There is an oft-quoted aphorism about metadata: Metadata is a love note to the future. It's a great idea, right, that the metadata you create will help future generations access information? But I think that we do ourselves a great disservice when we don't acknowledge that well-formed metadata is really the best kind of love note to the future.Our obsession with linked open data, despite the fact that we've been outsourcing our cataloguing for years and now have garbage metadata.— LIS Grievances (@lis_grievances) November 2, 2016
I think the problem with not being able to see the future is that it can lead us to make choices that make sense in the moment. It's easy to say that the feelings that catalogers have about poorly-formed metadata spring from a misguided place filled with artisanally created catalog records. It's easy to say that catalogers are perfectionists who have trouble accepting "good enough" records that get the job of discovery done. It's easy to say that the catalog is a place where we can cut corners because the catalog has less to do with the library user's experience than, say, the physical space. But saying all of those things can be problematic in the long run.
When decide that metadata creation isn't a task worth doing well, we're not writing a love note to the future. We're writing it a passive-aggressive note.
When we place value on quantity over quality or bottom-line over long term investment, we're making it more difficult for those future generations to access information in our libraries. When we accept poorly-formed metadata into our systems, we are creating a future where people we will likely never meet will have to remediate our metadata in order to make it usable. We are suggesting that it's fine to kick the can down the road, as the saying goes, to let someone else deal with it rather than taking the time to do things right the first time.

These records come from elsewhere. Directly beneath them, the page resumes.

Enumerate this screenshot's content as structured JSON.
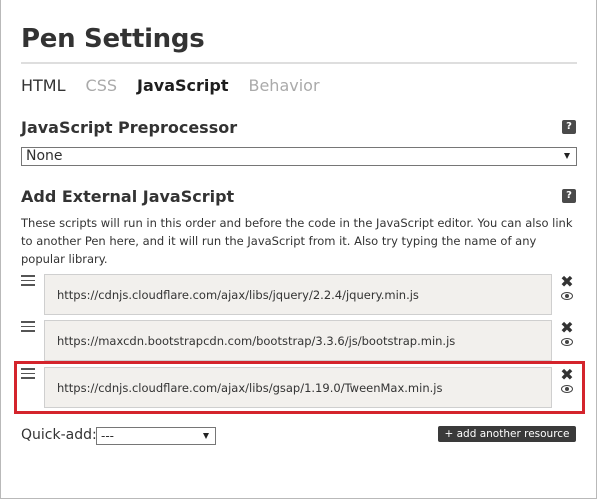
{
  "title": "Pen Settings",
  "tabs": [
    {
      "label": "HTML"
    },
    {
      "label": "CSS"
    },
    {
      "label": "JavaScript"
    },
    {
      "label": "Behavior"
    }
  ],
  "active_tab": "JavaScript",
  "preprocessor": {
    "heading": "JavaScript Preprocessor",
    "help_icon": "?",
    "selected": "None"
  },
  "external": {
    "heading": "Add External JavaScript",
    "help_icon": "?",
    "description": "These scripts will run in this order and before the code in the JavaScript editor. You can also link to another Pen here, and it will run the JavaScript from it. Also try typing the name of any popular library.",
    "resources": [
      {
        "url": "https://cdnjs.cloudflare.com/ajax/libs/jquery/2.2.4/jquery.min.js"
      },
      {
        "url": "https://maxcdn.bootstrapcdn.com/bootstrap/3.3.6/js/bootstrap.min.js"
      },
      {
        "url": "https://cdnjs.cloudflare.com/ajax/libs/gsap/1.19.0/TweenMax.min.js"
      }
    ],
    "highlighted_resource_index": 2,
    "remove_glyph": "✖"
  },
  "quick_add": {
    "label": "Quick-add:",
    "selected": "---"
  },
  "add_resource_label": "+ add another resource",
  "colors": {
    "highlight": "#d4242c",
    "input_bg": "#f2f0ed",
    "button_bg": "#3a3a3a"
  }
}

I should be clear about one thing. Vendors aren't inherently the villains in this story. Sometimes because of lack of staffing or money or expertise, a library has to outsource some of its cataloging to someone else. And whether we like to acknowledge it or not, those records we download from our bibliographic utility of choice are technically from a vendor. So whether you're downloading records from a bibliographic utility, sending pockets of your collection to be cataloged, or receiving MARC record with your newly purchased material, the fact that you're getting your metadata from a vendor isn't the problem. The problem comes when the records we receive have poorly-formed metadata and we either don't remediate it or don't demand that vendors create metadata that is up to our standards.

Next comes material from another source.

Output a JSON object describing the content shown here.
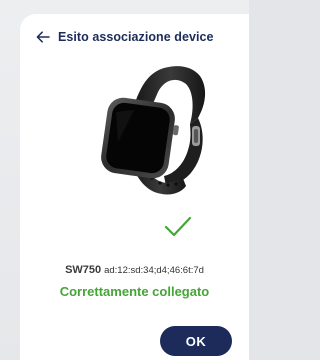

So it's time to acknowledge that simply creating metadata to describe a resource alone isn't a love note to the future. If we truly want to write a love note to the future, we should decide in the present that well-formed metadata is something to which we're willing to dedicate sufficient staff and financial resources.